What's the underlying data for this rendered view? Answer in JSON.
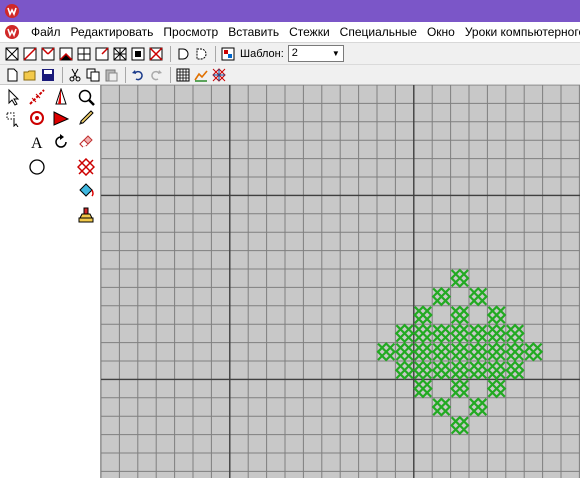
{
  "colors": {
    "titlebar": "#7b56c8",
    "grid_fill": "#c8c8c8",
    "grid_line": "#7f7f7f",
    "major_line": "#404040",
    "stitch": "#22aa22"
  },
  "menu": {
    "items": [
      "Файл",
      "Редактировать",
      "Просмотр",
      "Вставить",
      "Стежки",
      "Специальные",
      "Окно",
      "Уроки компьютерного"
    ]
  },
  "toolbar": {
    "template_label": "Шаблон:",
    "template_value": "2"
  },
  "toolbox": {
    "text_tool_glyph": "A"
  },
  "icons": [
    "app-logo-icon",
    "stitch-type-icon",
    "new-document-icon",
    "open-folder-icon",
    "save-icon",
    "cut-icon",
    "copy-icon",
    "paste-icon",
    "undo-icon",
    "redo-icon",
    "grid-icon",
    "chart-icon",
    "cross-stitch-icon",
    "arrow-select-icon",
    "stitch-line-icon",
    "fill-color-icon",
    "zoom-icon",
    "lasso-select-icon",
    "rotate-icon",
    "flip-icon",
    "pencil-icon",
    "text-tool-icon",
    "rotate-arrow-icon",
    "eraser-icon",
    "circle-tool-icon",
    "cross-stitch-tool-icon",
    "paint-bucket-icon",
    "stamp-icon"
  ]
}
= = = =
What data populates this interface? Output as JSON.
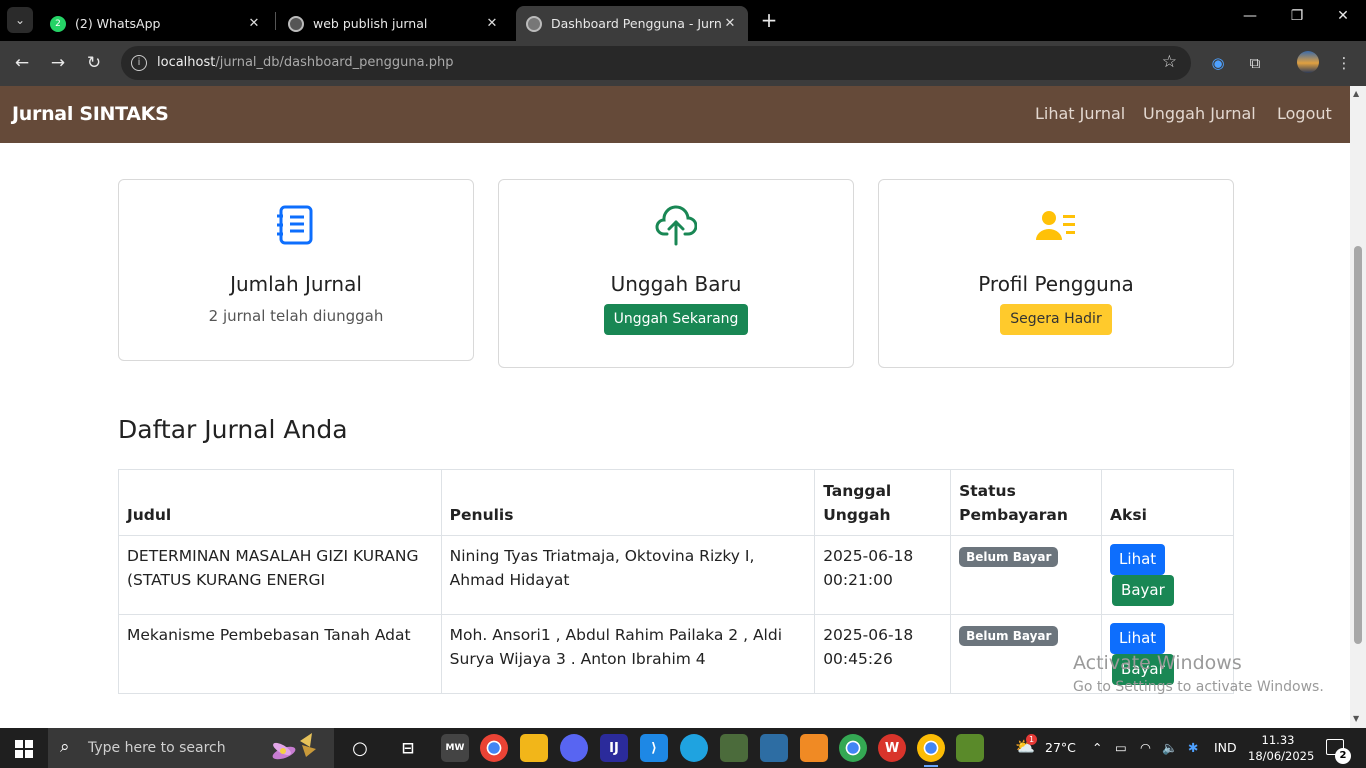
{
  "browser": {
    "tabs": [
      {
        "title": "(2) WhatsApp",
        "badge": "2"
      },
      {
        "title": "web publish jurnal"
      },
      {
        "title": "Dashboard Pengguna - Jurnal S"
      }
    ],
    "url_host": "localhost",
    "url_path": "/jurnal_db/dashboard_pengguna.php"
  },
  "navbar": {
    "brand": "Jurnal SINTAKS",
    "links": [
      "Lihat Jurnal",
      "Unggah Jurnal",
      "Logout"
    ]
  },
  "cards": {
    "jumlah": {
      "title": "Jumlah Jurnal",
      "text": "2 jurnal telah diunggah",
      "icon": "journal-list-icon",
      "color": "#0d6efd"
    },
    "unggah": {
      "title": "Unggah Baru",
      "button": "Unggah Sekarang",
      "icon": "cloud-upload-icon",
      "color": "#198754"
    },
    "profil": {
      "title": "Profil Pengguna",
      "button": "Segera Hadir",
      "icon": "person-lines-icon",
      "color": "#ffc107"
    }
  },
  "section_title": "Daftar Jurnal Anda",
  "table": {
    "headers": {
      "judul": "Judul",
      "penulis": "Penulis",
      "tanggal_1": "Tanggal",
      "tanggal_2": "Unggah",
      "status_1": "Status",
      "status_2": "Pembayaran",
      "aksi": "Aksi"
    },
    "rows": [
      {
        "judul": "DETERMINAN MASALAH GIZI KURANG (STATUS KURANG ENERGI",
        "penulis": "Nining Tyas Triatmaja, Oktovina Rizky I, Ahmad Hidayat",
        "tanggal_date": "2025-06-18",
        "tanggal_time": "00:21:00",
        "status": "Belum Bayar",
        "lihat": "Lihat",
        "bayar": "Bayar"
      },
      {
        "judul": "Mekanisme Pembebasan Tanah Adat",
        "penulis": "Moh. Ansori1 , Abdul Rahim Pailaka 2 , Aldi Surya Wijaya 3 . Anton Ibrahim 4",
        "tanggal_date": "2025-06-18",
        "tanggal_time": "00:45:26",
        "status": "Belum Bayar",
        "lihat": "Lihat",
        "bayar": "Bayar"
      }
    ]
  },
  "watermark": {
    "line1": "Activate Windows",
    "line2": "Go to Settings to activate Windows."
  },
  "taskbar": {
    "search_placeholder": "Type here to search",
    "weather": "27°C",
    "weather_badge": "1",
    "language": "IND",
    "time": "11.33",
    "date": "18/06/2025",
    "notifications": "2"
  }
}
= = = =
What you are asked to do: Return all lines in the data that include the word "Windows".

Reply to the task:
    "line1": "Activate Windows",
    "line2": "Go to Settings to activate Windows."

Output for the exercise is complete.